The fast-paced life of today has led to a steep rise in the trend of eating fast food. Lack of time and energy leaves little scope for proper nutrition and exercise. The sedentary lifestyle that we live now involves unhealthy foods, most of which are high in calories. Whether you are eating a restaurant or cooking at home, many products used in our meals are calorie-rich. Evidently, such ruinous eating habits are detrimental for overall health. An Australian study claims that a diet with high-calorie foods may give rise to diabetes and may also impact brain health. The study also revealed that people consume an average of 650 extra kilo calories more per day than what they consumed 50 years ago. The same amount of calories are present in a fast food meal of burger, fries and soft drink.
Nicolas Cherbuin, a professor at the ANU Centre for Research on Ageing, Health and Wellbeing, remarked, “People are eating away at their brain with a really bad fast-food diet and little-to-no exercise. We’ve found strong evidence that people’s unhealthy eating habits and lack of exercise for sustained periods of time puts them at serious risk of developing type 2 diabetes and significant decline in brain function, such as dementia and brain shrinkage.”
As per the findings of the study, a large chunk of the global adult population (around 30 per cent) is either overweight or obese. It also warned that by the year 2030, over 10 per cent may be afflicted by type 2 diabetes.
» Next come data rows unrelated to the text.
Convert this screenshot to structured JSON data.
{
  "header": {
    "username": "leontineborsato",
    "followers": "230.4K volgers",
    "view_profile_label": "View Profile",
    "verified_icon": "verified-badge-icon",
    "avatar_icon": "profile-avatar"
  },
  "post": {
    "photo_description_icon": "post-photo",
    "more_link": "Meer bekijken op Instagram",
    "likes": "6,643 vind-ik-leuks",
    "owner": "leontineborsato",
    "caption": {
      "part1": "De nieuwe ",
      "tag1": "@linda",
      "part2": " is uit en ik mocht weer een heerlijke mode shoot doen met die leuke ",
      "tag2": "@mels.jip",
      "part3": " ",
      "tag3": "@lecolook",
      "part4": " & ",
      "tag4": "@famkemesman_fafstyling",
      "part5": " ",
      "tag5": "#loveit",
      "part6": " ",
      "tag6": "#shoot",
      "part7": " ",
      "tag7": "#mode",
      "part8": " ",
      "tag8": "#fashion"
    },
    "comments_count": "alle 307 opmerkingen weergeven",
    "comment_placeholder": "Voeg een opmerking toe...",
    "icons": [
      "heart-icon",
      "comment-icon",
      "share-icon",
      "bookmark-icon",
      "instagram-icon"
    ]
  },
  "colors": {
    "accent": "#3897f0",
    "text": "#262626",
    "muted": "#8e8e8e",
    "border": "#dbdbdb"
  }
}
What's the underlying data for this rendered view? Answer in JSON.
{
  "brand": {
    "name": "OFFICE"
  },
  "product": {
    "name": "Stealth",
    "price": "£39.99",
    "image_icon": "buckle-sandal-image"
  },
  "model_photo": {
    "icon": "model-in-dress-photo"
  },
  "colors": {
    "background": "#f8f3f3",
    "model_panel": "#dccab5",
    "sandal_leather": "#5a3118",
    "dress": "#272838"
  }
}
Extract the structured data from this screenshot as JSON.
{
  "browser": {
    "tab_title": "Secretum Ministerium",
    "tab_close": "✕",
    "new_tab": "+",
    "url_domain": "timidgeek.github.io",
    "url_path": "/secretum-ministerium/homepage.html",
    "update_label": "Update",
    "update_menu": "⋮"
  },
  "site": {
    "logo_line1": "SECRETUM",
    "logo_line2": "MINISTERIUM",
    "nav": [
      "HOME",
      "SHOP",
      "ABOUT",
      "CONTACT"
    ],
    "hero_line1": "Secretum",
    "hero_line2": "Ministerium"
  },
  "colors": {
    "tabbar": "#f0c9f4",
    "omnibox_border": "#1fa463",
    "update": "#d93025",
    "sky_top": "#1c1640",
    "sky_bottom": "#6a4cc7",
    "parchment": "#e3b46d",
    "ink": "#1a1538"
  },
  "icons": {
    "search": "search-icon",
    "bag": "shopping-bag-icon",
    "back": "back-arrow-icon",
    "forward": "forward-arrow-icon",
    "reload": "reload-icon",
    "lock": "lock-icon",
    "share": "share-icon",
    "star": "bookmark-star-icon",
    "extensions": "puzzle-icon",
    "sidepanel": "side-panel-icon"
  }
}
“People eating too much of the wrong kind of food, particularly fast food, is the other big worry. The damage done is pretty much irreversible once a person reaches midlife, so we urge everyone to eat healthy and get in shape as early as possible – preferably in childhood but certainly by early adulthood,” added Cherbuin.
It was a known fact there was a relationship between type 2 diabetes and deterioration of brain function. The study discovered that loss of neurons and their functioning begin early in life, establishing a clear association between junk food and brain deterioration.